* **Task**
Please copy out each line of the entries in which "username" appears.

* **App and web page records**
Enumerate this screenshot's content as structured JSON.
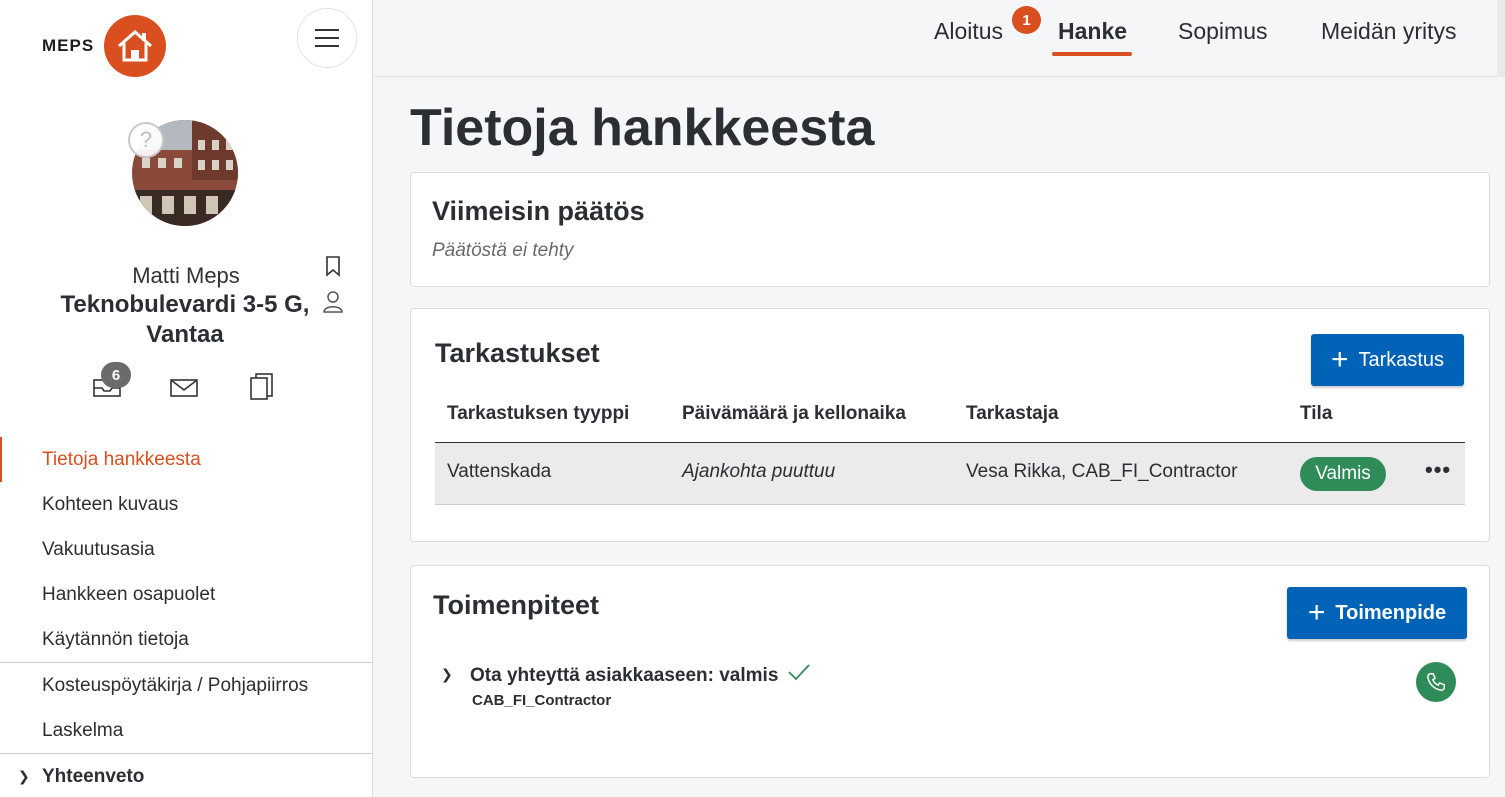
{
  "brand": {
    "name": "MEPS",
    "accent": "#d94f1f",
    "primary": "#0063b8",
    "success": "#2f8b57"
  },
  "sidebar": {
    "owner": "Matti Meps",
    "address": "Teknobulevardi 3-5 G, Vantaa",
    "inbox_count": "6",
    "items": [
      {
        "label": "Tietoja hankkeesta"
      },
      {
        "label": "Kohteen kuvaus"
      },
      {
        "label": "Vakuutusasia"
      },
      {
        "label": "Hankkeen osapuolet"
      },
      {
        "label": "Käytännön tietoja"
      },
      {
        "label": "Kosteuspöytäkirja / Pohjapiirros"
      },
      {
        "label": "Laskelma"
      },
      {
        "label": "Yhteenveto"
      }
    ]
  },
  "topnav": {
    "tabs": [
      {
        "label": "Aloitus"
      },
      {
        "label": "Hanke"
      },
      {
        "label": "Sopimus"
      },
      {
        "label": "Meidän yritys"
      }
    ],
    "aloitus_badge": "1"
  },
  "page": {
    "title": "Tietoja hankkeesta"
  },
  "decision": {
    "title": "Viimeisin päätös",
    "empty_text": "Päätöstä ei tehty"
  },
  "inspections": {
    "title": "Tarkastukset",
    "add_label": "Tarkastus",
    "columns": [
      "Tarkastuksen tyyppi",
      "Päivämäärä ja kellonaika",
      "Tarkastaja",
      "Tila"
    ],
    "rows": [
      {
        "type": "Vattenskada",
        "datetime": "Ajankohta puuttuu",
        "inspector": "Vesa Rikka, CAB_FI_Contractor",
        "status": "Valmis"
      }
    ]
  },
  "actions": {
    "title": "Toimenpiteet",
    "add_label": "Toimenpide",
    "items": [
      {
        "title": "Ota yhteyttä asiakkaaseen: valmis",
        "subtitle": "CAB_FI_Contractor"
      }
    ]
  }
}
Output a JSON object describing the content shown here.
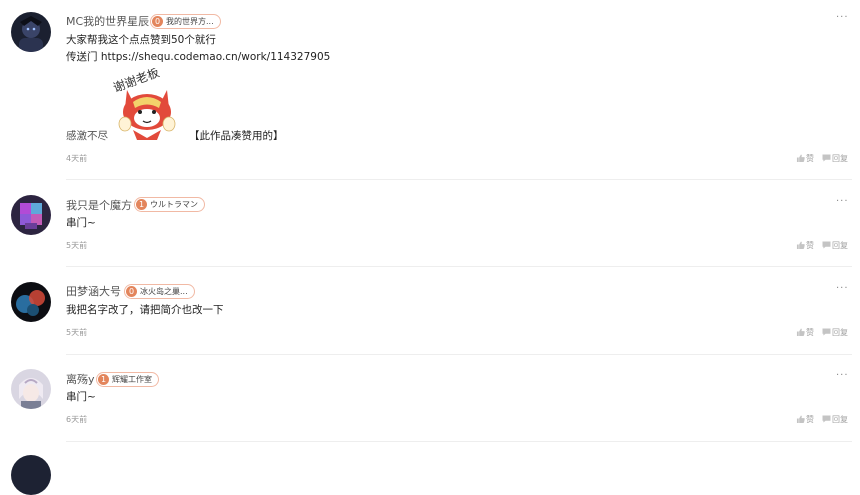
{
  "comments": [
    {
      "username": "MC我的世界星辰",
      "badge_level": "0",
      "badge_label": "我的世界方...",
      "lines": [
        "大家帮我这个点点赞到50个就行",
        "传送门 https://shequ.codemao.cn/work/114327905"
      ],
      "extra_left": "感激不尽",
      "extra_right": "【此作品凑赞用的】",
      "sticker_text": "谢谢老板",
      "time": "4天前",
      "like_label": "赞",
      "reply_label": "回复"
    },
    {
      "username": "我只是个魔方",
      "badge_level": "1",
      "badge_label": "ウルトラマン",
      "lines": [
        "串门~"
      ],
      "time": "5天前",
      "like_label": "赞",
      "reply_label": "回复"
    },
    {
      "username": "田梦涵大号",
      "badge_level": "0",
      "badge_label": "冰火岛之巢...",
      "lines": [
        "我把名字改了，请把简介也改一下"
      ],
      "time": "5天前",
      "like_label": "赞",
      "reply_label": "回复"
    },
    {
      "username": "离殇y",
      "badge_level": "1",
      "badge_label": "辉耀工作室",
      "lines": [
        "串门~"
      ],
      "time": "6天前",
      "like_label": "赞",
      "reply_label": "回复"
    }
  ],
  "more_label": "···",
  "colors": {
    "badge_border": "#f1b9a4",
    "badge_level_bg": "#e3855c",
    "divider": "#eeeeee"
  }
}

* **Result**
      "username": "MC我的世界星辰",
      "username": "我只是个魔方",
      "username": "田梦涵大号",
      "username": "离殇y",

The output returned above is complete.